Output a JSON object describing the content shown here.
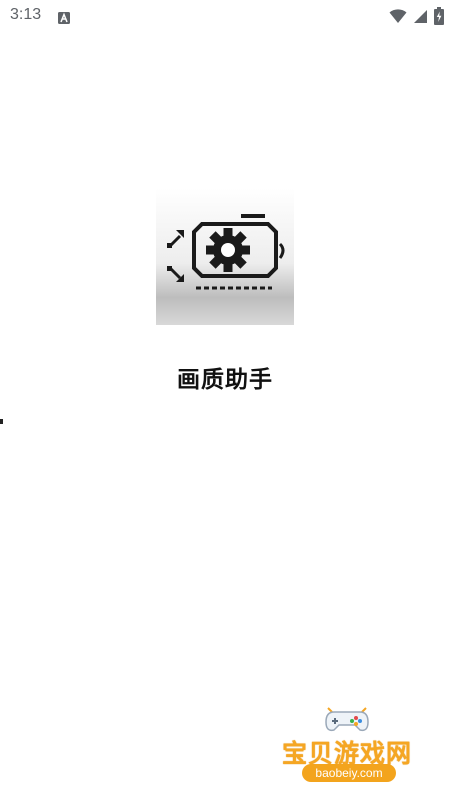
{
  "status_bar": {
    "time": "3:13",
    "notification_icon": "android-a-icon",
    "icons": [
      "wifi-icon",
      "cell-signal-icon",
      "battery-icon"
    ]
  },
  "splash": {
    "app_icon": "gpu-settings-icon",
    "app_name": "画质助手"
  },
  "watermark": {
    "title": "宝贝游戏网",
    "url": "baobeiy.com",
    "icon": "gamepad-icon",
    "accent": "#f5a623"
  },
  "colors": {
    "background": "#ffffff",
    "status_text": "#5f6368",
    "title_text": "#111111"
  }
}
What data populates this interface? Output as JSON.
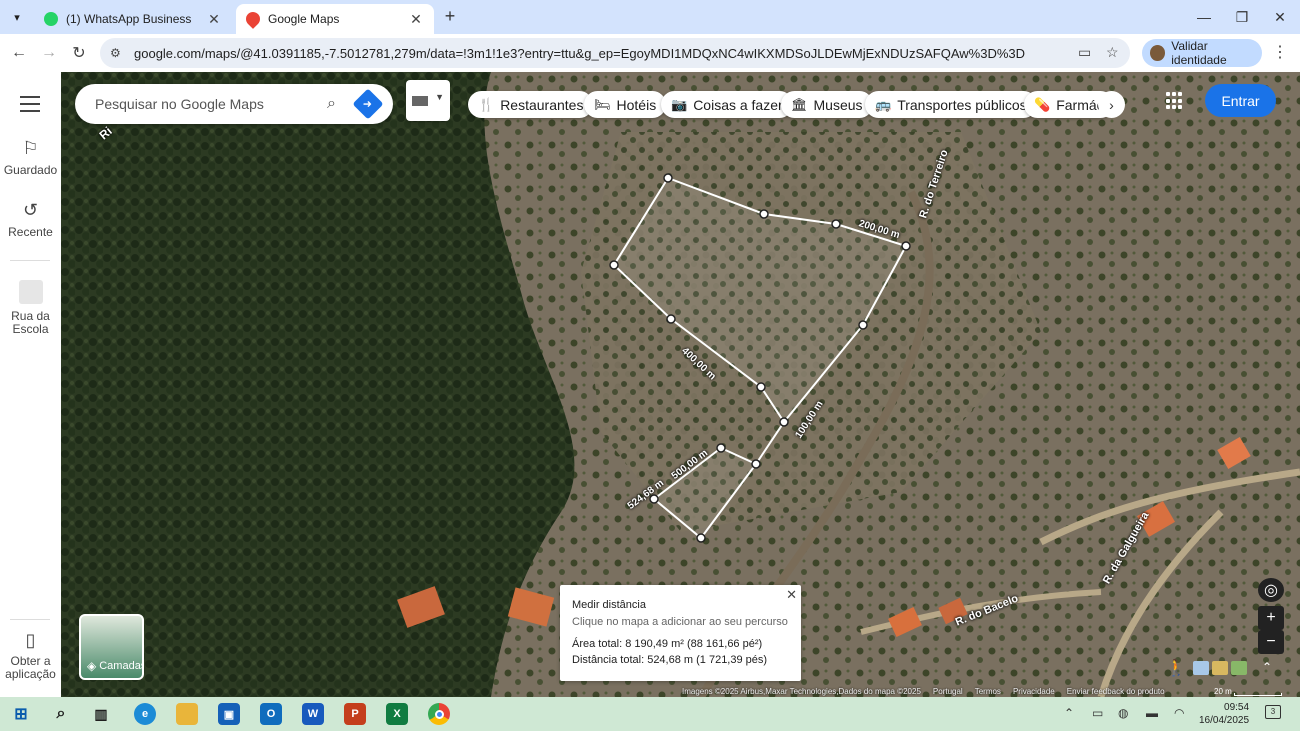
{
  "browser": {
    "tabs": [
      {
        "title": "(1) WhatsApp Business",
        "favicon_color": "#25d366",
        "active": false
      },
      {
        "title": "Google Maps",
        "favicon_color": "#ea4335",
        "active": true
      }
    ],
    "url": "google.com/maps/@41.0391185,-7.5012781,279m/data=!3m1!1e3?entry=ttu&g_ep=EgoyMDI1MDQxNC4wIKXMDSoJLDEwMjExNDUzSAFQAw%3D%3D",
    "identity_label": "Validar identidade"
  },
  "rail": {
    "saved": "Guardado",
    "recent": "Recente",
    "place": "Rua da Escola",
    "get_app": "Obter a aplicação"
  },
  "search": {
    "placeholder": "Pesquisar no Google Maps"
  },
  "chips": [
    {
      "icon": "restaurant-icon",
      "label": "Restaurantes"
    },
    {
      "icon": "hotel-icon",
      "label": "Hotéis"
    },
    {
      "icon": "camera-icon",
      "label": "Coisas a fazer"
    },
    {
      "icon": "museum-icon",
      "label": "Museus"
    },
    {
      "icon": "transit-icon",
      "label": "Transportes públicos"
    },
    {
      "icon": "pharmacy-icon",
      "label": "Farmácia"
    }
  ],
  "signin_label": "Entrar",
  "map_labels": {
    "road_terreiro": "R. do Terreiro",
    "road_galgueira": "R. da Galgueira",
    "road_bacelo": "R. do Bacelo",
    "road_top_left": "Ri"
  },
  "measure_labels": {
    "d200": "200,00 m",
    "d400": "400,00 m",
    "d100": "100,00 m",
    "d500": "500,00 m",
    "d524": "524,68 m"
  },
  "measure_panel": {
    "title": "Medir distância",
    "subtitle": "Clique no mapa a adicionar ao seu percurso",
    "area": "Área total: 8 190,49 m² (88 161,66 pé²)",
    "distance": "Distância total: 524,68 m (1 721,39 pés)"
  },
  "layers_label": "Camadas",
  "footer": {
    "imagery": "Imagens ©2025 Airbus,Maxar Technologies,Dados do mapa ©2025",
    "country": "Portugal",
    "terms": "Termos",
    "privacy": "Privacidade",
    "feedback": "Enviar feedback do produto",
    "scale": "20 m"
  },
  "taskbar": {
    "time": "09:54",
    "date": "16/04/2025",
    "notifications": "3"
  },
  "colors": {
    "accent": "#1a73e8",
    "tabstrip": "#d3e3fd",
    "taskbar": "#cfe8d4",
    "polygon": "#ffffff"
  }
}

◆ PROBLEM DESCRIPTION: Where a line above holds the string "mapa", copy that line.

◆ OUTPUT FOR THIS TASK:
    "subtitle": "Clique no mapa a adicionar ao seu percurso",
    "imagery": "Imagens ©2025 Airbus,Maxar Technologies,Dados do mapa ©2025",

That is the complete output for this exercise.